> **TO DO**:
Look for "Automotive" in each line of the records, and copy the lines that have it.

Data records for software interfaces

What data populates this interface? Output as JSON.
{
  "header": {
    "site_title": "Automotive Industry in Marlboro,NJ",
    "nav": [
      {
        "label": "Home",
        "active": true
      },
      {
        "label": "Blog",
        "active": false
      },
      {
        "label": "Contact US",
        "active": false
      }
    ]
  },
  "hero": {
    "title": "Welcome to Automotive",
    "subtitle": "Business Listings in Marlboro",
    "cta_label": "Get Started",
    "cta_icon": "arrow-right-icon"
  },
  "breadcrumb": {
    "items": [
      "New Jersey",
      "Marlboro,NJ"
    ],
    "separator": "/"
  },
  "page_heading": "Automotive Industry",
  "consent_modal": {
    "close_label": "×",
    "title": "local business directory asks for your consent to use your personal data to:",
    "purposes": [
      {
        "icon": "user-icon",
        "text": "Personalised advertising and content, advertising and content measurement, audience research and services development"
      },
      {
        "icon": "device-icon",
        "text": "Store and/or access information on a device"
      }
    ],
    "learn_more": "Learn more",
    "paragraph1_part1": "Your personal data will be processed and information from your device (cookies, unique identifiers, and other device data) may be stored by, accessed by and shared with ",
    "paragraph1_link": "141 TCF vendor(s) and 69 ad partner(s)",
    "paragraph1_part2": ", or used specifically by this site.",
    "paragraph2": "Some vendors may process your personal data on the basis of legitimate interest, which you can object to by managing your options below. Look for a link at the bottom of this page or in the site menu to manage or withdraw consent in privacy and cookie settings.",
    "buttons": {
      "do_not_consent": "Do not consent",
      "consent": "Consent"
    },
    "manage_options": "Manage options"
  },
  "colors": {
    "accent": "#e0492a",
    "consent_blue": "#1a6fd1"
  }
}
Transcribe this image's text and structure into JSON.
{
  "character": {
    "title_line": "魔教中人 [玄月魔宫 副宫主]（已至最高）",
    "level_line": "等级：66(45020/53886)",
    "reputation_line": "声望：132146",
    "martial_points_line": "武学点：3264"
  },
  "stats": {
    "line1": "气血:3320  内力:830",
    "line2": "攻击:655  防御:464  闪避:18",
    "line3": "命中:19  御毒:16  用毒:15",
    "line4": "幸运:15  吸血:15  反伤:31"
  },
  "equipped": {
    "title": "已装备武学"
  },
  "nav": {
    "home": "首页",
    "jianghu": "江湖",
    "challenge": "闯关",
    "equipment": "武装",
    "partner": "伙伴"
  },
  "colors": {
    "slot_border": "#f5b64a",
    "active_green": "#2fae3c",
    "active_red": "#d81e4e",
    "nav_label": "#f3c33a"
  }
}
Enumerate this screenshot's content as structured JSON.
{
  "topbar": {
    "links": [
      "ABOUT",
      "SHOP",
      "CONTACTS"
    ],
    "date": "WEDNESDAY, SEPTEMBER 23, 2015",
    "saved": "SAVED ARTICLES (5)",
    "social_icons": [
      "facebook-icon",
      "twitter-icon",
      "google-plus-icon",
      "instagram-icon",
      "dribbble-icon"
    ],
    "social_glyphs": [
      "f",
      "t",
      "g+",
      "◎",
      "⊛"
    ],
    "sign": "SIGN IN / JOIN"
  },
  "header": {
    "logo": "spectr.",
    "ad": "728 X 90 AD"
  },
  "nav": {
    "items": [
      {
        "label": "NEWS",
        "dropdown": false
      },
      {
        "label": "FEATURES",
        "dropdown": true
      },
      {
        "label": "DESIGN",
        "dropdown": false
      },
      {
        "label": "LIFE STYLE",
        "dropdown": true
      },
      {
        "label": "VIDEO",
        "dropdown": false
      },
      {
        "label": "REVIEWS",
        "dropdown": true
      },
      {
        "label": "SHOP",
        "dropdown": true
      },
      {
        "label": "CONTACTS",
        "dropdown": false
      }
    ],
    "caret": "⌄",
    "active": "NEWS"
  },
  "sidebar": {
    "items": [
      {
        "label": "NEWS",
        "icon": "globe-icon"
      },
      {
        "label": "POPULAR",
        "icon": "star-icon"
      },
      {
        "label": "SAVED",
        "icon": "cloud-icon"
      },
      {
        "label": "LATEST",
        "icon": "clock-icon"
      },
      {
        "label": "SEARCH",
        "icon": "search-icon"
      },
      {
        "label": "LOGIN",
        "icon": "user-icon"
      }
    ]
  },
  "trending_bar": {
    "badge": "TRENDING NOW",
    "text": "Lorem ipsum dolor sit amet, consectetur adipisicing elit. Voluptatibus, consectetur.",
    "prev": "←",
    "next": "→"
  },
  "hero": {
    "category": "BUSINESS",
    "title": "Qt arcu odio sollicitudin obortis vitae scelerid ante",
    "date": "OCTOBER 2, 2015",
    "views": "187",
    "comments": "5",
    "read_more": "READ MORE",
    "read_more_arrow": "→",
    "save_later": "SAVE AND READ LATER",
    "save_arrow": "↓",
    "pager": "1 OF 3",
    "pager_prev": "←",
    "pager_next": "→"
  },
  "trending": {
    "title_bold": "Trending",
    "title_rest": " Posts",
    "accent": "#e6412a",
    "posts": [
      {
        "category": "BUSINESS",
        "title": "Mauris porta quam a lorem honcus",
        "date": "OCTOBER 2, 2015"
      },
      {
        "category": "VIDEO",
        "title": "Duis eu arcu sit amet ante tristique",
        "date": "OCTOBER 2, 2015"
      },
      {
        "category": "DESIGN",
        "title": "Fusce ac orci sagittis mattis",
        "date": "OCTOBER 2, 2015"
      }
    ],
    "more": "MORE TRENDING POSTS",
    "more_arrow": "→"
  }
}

> **ANSWER**:
    "site_title": "Automotive Industry in Marlboro,NJ",
    "title": "Welcome to Automotive",
  "page_heading": "Automotive Industry",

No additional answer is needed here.